PRESS RELEASE: St. Joseph, Mo. – Hiking in the outdoors offers fun and adventure throughout the year. But on Saturday, June 6, the American Hiking Society will also observe the annual National Trails Day. The Missouri Department of Conservation (MDC) invites visitors to enjoy the day by hiking on trails at conservation areas.
Users of MDC areas in northwest Missouri will find two types of trails for hiking. Some are footpaths through forest, woodlands, or grasslands. Yet also available for hiking are gravel or service roads normally closed to vehicle traffic. The types of habitats people can hike through varies, too.
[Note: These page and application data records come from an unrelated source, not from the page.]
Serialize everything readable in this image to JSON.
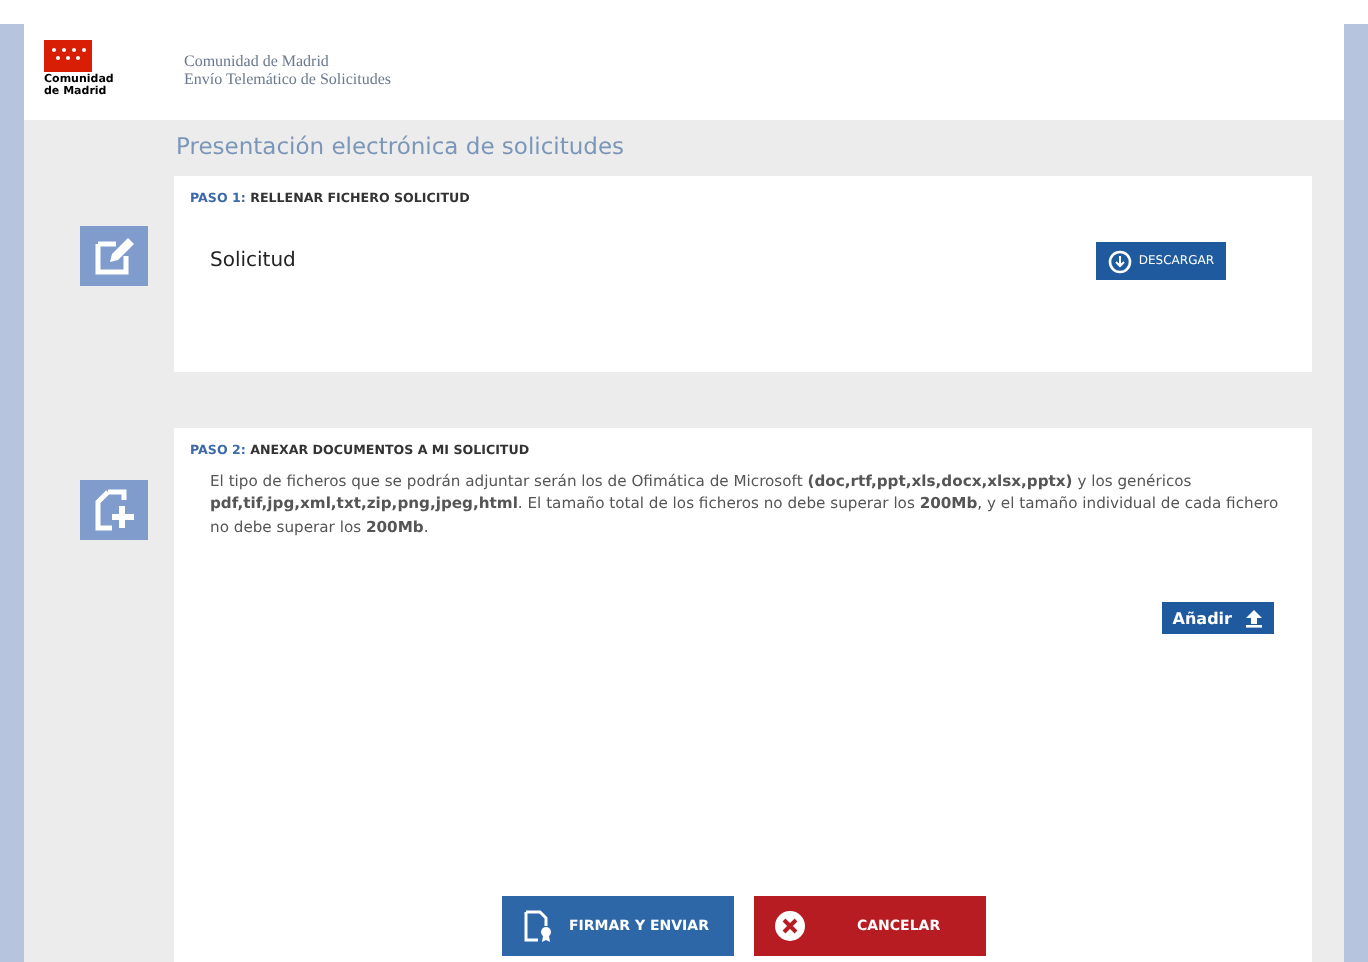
{
  "header": {
    "logo_text": "Comunidad de Madrid",
    "org": "Comunidad de Madrid",
    "service": "Envío Telemático de Solicitudes"
  },
  "page_title": "Presentación electrónica de solicitudes",
  "steps": [
    {
      "kind": "download",
      "step": "PASO 1:",
      "title": "RELLENAR FICHERO SOLICITUD",
      "label": "Solicitud",
      "button": "DESCARGAR"
    },
    {
      "kind": "attach",
      "step": "PASO 2:",
      "title": "ANEXAR DOCUMENTOS A MI SOLICITUD",
      "text": "El tipo de ficheros que se podrán adjuntar serán los de Ofimática de Microsoft **(doc,rtf,ppt,xls,docx,xlsx,pptx)** y los genéricos **pdf,tif,jpg,xml,txt,zip,png,jpeg,html**. El tamaño total de los ficheros no debe superar los **200Mb**, y el tamaño individual de cada fichero no debe superar los **200Mb**.",
      "button": "Añadir"
    }
  ],
  "actions": [
    {
      "kind": "sign",
      "label": "FIRMAR Y ENVIAR"
    },
    {
      "kind": "cancel",
      "label": "CANCELAR"
    }
  ]
}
In Atchison County, the Star School Prairie Conservation Area and the Brickyard Hill Conservation Area both have service roads that serve as hiking paths. Brickyard Hill also has a designated hiking trail around a fishing lake. Visitors can access loess soil prairies from parking lots at the base of the areas’ west slopes, steep bluffs that rise above the Missouri River bottom. But forest and fields managed for wildlife are also found in the area’s interior acres beyond the bluff line.
The Riverbreaks Conservation Area in southern Holt County has several designated hiking trails throughout the area. This area is in the Missouri River bluffs and has a mix of forest, pockets of loess soil prairie, and fields managed for wildlife. One tip – grab a map at the parking lot bulletin board. A map and perhaps a compass will help hikers know which way to go when arriving at a junction of trail loops.
Wetlands are featured at the Nodaway Valley Conservation Area and the Bob Brown Conservation Area in Holt County. Besides service roads closed to traffic, both areas have grass or gravel-topped levees available for hiking past wetland pools or streams.
The Poosey Conservation Area northwest of Chillicothe has numerous designated trails. The hilly area has a mix of forest, creeks, woodlands, grasslands, fields, and lakes.
MDC offers many more areas throughout northwest Missouri with fishing, hiking, birding, and hunting opportunities. But not all hiking spots are rural.
The Mark Youngdahl Urban Conservation Area in St. Joseph offers two miles of hiking trails through grassland and forest. Two of the three trails are paved and accessible for those with mobility challenges.
To find a conservation area near you, visit https://nature.mdc.mo.gov/discover-nature/places, or download the free MO Outdoors app with area information, directions, and trail maps at https://mdc.mo.gov/contact-engage/mobile-apps/mo-outdoors. For more information on the American Hiking Society and National Trails Day, visit https://short.mdc.mo.gov/Z7i.
Photos by Bill Graham, Missouri Department of Conservation